- WHAT YOU ARE ASKED TO DO
Could you say how many lines below contain the word "this"? Give the number with no other text.
:: WORKING DATA
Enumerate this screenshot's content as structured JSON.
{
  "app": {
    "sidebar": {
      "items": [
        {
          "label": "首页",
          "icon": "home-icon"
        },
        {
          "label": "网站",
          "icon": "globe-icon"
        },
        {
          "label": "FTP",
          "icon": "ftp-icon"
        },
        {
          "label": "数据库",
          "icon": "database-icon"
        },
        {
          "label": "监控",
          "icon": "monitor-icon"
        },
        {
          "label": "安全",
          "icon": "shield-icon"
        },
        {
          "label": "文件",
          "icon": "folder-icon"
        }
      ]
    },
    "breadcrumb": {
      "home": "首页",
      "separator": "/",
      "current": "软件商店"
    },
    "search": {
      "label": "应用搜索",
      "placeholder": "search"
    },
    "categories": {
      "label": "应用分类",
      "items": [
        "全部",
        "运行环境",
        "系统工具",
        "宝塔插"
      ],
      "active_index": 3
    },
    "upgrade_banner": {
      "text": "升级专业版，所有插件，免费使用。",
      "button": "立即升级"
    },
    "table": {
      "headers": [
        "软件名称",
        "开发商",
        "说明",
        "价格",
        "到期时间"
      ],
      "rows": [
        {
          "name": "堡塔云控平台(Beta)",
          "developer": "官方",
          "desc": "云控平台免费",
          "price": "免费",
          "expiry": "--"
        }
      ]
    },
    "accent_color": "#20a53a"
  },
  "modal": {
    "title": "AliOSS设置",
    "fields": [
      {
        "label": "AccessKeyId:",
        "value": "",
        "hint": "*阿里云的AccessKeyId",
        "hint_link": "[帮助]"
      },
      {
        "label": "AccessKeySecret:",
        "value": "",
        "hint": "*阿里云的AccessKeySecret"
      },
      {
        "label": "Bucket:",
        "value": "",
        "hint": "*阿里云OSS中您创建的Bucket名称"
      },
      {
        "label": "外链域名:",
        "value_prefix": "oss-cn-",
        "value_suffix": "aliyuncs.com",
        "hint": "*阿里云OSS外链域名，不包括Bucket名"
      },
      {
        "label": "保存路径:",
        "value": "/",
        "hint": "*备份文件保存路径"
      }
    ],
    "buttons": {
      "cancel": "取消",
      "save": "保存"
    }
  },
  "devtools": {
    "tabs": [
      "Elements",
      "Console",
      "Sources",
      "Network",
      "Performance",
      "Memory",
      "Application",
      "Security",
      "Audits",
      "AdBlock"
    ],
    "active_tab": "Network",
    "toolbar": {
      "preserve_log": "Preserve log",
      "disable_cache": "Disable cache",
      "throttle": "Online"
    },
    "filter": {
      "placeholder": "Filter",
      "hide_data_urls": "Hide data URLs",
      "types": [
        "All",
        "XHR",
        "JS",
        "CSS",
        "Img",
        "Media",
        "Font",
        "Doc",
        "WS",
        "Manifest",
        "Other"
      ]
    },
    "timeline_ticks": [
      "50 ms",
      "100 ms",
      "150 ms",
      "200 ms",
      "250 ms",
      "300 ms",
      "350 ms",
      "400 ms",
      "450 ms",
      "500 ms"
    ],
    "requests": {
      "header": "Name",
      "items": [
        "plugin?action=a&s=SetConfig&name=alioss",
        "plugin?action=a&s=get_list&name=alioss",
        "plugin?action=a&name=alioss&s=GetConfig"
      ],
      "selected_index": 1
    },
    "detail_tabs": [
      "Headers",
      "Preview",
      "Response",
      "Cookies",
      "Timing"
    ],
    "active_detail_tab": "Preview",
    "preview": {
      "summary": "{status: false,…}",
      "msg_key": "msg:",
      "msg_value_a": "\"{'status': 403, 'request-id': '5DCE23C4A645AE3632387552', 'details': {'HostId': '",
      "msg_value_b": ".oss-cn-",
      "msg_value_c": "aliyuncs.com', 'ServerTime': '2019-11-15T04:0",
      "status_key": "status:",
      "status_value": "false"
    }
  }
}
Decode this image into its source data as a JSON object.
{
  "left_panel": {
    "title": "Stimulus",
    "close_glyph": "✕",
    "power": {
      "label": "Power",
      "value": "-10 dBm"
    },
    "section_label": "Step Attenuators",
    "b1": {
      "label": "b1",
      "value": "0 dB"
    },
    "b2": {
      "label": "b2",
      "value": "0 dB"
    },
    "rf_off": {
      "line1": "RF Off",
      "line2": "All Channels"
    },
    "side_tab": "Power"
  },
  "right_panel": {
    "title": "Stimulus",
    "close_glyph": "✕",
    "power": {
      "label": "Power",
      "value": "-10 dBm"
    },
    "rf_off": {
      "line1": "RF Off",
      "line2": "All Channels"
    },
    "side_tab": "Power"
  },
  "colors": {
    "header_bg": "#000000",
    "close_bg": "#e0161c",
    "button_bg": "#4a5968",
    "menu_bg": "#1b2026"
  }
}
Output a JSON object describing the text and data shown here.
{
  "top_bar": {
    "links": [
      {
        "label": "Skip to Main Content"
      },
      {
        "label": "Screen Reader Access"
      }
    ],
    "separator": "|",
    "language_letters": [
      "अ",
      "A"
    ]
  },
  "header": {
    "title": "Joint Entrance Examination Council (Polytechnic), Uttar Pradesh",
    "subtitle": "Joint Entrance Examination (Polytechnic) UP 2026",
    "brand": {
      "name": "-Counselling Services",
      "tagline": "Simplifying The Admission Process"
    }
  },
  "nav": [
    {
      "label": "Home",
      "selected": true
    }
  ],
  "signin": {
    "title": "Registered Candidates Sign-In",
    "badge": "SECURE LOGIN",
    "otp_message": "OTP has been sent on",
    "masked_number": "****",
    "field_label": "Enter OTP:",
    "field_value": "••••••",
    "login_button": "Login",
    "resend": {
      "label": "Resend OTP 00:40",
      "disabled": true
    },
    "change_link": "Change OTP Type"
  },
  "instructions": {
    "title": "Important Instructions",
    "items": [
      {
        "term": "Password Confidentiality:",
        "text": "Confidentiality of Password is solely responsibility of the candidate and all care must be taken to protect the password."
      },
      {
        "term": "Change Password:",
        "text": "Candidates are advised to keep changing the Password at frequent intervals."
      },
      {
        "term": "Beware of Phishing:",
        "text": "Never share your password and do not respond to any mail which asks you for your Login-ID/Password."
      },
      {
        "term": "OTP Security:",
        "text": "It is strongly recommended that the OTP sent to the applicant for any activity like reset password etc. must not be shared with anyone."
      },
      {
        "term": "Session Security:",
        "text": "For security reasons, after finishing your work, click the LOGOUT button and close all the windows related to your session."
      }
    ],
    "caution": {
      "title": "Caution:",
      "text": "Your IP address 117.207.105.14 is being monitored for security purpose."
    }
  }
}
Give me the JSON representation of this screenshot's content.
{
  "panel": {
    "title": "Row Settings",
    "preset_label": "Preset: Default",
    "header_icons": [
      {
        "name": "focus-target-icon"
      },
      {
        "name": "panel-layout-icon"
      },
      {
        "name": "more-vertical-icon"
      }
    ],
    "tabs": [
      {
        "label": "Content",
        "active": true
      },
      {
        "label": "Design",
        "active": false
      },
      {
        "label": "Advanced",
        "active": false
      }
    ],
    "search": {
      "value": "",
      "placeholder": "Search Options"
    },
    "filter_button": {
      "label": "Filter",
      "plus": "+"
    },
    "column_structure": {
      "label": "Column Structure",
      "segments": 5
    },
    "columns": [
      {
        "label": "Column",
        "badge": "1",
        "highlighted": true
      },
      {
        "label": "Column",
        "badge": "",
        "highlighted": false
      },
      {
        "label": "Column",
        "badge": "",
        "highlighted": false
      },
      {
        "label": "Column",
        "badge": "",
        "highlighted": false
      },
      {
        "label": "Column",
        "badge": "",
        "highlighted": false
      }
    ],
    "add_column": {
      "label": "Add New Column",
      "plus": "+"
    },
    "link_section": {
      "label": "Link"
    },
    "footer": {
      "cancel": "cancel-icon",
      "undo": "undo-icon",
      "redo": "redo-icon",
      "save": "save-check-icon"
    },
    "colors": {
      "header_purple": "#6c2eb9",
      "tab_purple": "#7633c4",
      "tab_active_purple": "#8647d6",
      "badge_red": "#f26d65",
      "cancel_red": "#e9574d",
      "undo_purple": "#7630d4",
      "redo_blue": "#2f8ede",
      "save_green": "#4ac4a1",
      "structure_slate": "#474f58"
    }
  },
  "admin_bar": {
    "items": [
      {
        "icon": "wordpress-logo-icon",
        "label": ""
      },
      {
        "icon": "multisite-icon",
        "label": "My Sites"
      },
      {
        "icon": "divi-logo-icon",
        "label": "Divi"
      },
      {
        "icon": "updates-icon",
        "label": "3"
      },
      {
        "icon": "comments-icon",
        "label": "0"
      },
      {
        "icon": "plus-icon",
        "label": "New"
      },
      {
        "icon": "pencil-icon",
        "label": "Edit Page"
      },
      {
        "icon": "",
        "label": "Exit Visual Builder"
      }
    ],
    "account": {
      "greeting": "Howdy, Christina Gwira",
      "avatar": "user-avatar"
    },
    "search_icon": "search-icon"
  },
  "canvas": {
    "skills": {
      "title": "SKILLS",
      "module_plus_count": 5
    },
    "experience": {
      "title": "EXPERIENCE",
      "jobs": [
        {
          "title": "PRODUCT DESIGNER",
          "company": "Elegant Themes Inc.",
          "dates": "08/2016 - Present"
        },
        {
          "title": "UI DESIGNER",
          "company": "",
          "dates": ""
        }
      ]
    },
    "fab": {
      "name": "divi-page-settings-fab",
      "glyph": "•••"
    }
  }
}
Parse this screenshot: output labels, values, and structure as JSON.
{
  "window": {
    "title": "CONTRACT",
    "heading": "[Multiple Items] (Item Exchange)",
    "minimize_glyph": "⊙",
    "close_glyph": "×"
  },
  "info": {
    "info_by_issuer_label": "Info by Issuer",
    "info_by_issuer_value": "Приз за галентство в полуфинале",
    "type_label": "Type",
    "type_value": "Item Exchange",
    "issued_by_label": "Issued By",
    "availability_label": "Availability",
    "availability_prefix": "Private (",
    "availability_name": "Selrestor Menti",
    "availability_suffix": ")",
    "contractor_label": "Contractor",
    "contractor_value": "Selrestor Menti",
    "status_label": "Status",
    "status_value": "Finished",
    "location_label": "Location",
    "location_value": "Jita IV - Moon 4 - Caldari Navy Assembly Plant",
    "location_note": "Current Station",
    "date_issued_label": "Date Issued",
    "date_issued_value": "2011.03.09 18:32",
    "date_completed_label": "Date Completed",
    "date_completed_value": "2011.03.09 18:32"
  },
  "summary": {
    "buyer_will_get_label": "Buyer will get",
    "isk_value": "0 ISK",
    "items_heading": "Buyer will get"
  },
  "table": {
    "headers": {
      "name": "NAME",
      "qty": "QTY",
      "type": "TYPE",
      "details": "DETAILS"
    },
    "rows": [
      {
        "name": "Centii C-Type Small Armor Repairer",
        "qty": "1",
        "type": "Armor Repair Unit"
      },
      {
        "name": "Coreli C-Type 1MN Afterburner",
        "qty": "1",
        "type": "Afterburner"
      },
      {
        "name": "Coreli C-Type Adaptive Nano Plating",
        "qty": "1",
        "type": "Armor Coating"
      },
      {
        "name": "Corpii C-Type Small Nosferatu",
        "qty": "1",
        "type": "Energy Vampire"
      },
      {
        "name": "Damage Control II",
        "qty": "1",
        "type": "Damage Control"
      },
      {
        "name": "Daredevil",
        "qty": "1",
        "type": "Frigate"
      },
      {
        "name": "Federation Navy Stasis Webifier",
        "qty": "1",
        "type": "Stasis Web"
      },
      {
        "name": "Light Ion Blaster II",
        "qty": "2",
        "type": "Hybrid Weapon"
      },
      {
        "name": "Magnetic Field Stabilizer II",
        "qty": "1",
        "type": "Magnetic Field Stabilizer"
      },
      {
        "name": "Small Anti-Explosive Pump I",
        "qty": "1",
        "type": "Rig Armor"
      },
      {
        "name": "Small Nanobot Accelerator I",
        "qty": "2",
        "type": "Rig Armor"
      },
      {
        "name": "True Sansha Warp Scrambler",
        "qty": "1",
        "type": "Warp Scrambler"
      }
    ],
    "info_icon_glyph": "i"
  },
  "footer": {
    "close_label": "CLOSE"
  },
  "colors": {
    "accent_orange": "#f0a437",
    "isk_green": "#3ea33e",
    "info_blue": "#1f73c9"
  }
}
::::
- EXPECTED OUTPUT
4